Outside of Marshall, the wide receiver corps has struggled to find consistency, and the statistics have grown more lopsided as the season has gone along. It’s an issue the Bears will have to work to solve in the offseason, and it proves finding a No. 1 wide receiver isn’t the cure to all offensive woes.
After all, the Lions’ Calvin Johnson leads the NFL with 117 receptions for a record 1,892 yards, yet they are 4-11 and have problems scoring.
Bears quarterback Jay Cutler was asked if he would like to be part of a duo like Matthew Stafford and Johnson.
“No,” Cutler said. “I don’t think ... you know, it’s impressive what they’re doing. Lot of balls going his way. Lot of balls going (Marshall’s) way. In an ideal world, you would like to get some other guys in the mix.
“If you can have three guys at 70, four guys at 60, 50, 60, 70 and really spread it around, it makes defenses a lot more honest. I’m not taking away anything that they have done. It’s impressive.”
Cutler isn’t saying the offense targets Marshall too much — no one is — but for the first time in his weekly news conference he admitted the warped statistics aren’t good for the team.
The Lions have gotten 57 catches from tight end Brandon Pettigrew, who has missed the last two games with an ankle injury and might not be ready this week.
On the outside, Nate Burleson had 27 catches in six games before a season-ending knee injury. Behavioral issues and a knee injury limited Titus Young (33 receptions) to 10 games, and rookie Ryan Broyles (22 receptions) played in only 10 games before tearing an ACL. So the Lions’ issues opposite Johnson have been largely health-related.

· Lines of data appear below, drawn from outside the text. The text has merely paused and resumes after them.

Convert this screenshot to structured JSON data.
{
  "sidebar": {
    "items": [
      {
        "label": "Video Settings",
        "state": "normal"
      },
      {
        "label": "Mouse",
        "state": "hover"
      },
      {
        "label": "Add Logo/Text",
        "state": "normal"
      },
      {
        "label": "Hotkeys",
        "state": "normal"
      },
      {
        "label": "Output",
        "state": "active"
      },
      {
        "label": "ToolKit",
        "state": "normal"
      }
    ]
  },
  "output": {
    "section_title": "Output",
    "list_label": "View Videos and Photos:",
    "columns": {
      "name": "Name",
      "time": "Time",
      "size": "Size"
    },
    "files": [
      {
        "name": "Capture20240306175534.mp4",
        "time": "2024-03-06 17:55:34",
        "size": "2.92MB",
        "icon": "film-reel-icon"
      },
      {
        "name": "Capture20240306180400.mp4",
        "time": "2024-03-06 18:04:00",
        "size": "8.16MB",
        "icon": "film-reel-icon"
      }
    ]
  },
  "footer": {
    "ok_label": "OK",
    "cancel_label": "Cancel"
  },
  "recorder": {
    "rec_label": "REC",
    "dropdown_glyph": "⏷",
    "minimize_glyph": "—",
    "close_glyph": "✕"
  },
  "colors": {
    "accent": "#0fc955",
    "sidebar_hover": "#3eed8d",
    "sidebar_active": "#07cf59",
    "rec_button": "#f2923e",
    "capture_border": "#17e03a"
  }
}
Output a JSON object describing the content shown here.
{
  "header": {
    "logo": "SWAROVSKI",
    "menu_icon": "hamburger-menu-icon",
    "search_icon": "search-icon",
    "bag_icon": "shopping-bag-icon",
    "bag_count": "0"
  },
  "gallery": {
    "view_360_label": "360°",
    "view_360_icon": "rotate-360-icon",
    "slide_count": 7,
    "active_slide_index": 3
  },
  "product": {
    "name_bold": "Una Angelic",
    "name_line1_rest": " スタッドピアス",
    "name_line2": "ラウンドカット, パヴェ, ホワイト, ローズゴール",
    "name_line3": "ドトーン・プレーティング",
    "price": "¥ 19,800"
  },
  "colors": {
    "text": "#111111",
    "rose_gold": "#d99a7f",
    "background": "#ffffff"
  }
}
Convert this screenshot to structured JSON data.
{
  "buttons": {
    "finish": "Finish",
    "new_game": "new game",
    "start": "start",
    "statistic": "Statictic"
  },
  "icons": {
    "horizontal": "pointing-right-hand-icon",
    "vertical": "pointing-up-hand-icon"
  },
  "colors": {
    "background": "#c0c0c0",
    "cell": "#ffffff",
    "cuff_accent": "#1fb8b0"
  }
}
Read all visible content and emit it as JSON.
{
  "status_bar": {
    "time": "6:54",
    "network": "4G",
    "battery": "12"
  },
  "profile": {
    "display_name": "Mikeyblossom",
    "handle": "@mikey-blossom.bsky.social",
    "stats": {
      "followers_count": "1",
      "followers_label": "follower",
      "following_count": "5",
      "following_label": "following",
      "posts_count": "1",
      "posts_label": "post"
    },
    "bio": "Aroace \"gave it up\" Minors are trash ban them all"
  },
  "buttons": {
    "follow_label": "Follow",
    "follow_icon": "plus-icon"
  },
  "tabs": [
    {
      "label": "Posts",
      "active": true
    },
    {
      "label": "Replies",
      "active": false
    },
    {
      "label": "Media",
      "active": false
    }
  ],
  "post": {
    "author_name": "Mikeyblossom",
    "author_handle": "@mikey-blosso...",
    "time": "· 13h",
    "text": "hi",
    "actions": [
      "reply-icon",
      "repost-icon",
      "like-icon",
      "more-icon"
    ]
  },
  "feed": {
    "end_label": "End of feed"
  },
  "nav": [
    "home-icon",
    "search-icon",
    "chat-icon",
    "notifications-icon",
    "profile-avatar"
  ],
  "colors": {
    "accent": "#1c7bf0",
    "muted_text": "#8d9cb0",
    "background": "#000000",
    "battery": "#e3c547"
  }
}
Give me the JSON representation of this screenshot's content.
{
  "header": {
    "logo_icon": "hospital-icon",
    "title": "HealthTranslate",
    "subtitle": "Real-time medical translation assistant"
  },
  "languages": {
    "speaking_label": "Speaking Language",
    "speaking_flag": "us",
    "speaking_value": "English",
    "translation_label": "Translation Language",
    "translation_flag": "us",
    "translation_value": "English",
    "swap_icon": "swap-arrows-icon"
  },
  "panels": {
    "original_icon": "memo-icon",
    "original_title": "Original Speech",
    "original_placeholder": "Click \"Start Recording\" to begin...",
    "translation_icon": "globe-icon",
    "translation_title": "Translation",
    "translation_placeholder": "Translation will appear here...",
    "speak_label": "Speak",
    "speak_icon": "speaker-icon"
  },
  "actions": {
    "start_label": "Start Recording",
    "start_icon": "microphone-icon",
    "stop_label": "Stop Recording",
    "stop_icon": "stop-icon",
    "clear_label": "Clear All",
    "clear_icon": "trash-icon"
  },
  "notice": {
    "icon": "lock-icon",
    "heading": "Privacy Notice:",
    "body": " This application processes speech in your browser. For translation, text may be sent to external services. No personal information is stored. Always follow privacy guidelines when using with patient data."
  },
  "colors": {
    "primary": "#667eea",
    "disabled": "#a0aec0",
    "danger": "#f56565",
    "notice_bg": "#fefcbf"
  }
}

The Bears sorely miss a presence in the middle of the field as tight end Kellen Davis has not met expectations. Asked why the Bears can’t get other wide receivers more involved, Cutler quietly said, “Don’t know,” perhaps a reflection he’s not happy in the system.
Rookie second-round pick Alshon Jeffery has missed six games. He has 20 catches for 291 yards and has been targeted 41 times. Bennett, coming off a handsome contract extension last December, has missed four games, which doesn’t completely explain his inability to produce.
“We felt like when Alshon got hurt in Jacksonville (in Week 5), he was just starting to come on and have some rhythm and he and Jay were on the same page and it was exciting to see that growth,” offensive coordinator Mike Tice said.
What the Bears liked most about pairing Marshall and Jeffery is they could play them with two tight ends and Forte and be in a powerful running formation while also having big targets on the outside.
“Same with Earl when it comes to injuries,” Tice said. “And you lose that continuity. In order to be good in the passing game, you’ve got to be out there with your quarterback. If you’re not out there with your quarterback, it’s tough.”
No one who follows the Lions says Johnson is dominating the offense in a negative way. But the Lions are seemingly in constant search of a balance.
“You’ve just got to find your matchups,” Johnson said. “And when you have a favorable matchup, wherever it may be — if it’s me, OK; if it’s somebody else — then you’ve got to give them the ball. They’ve got to win their matchup too.”
Until someone other than Marshall can win regularly, the Bears can’t expect much to change.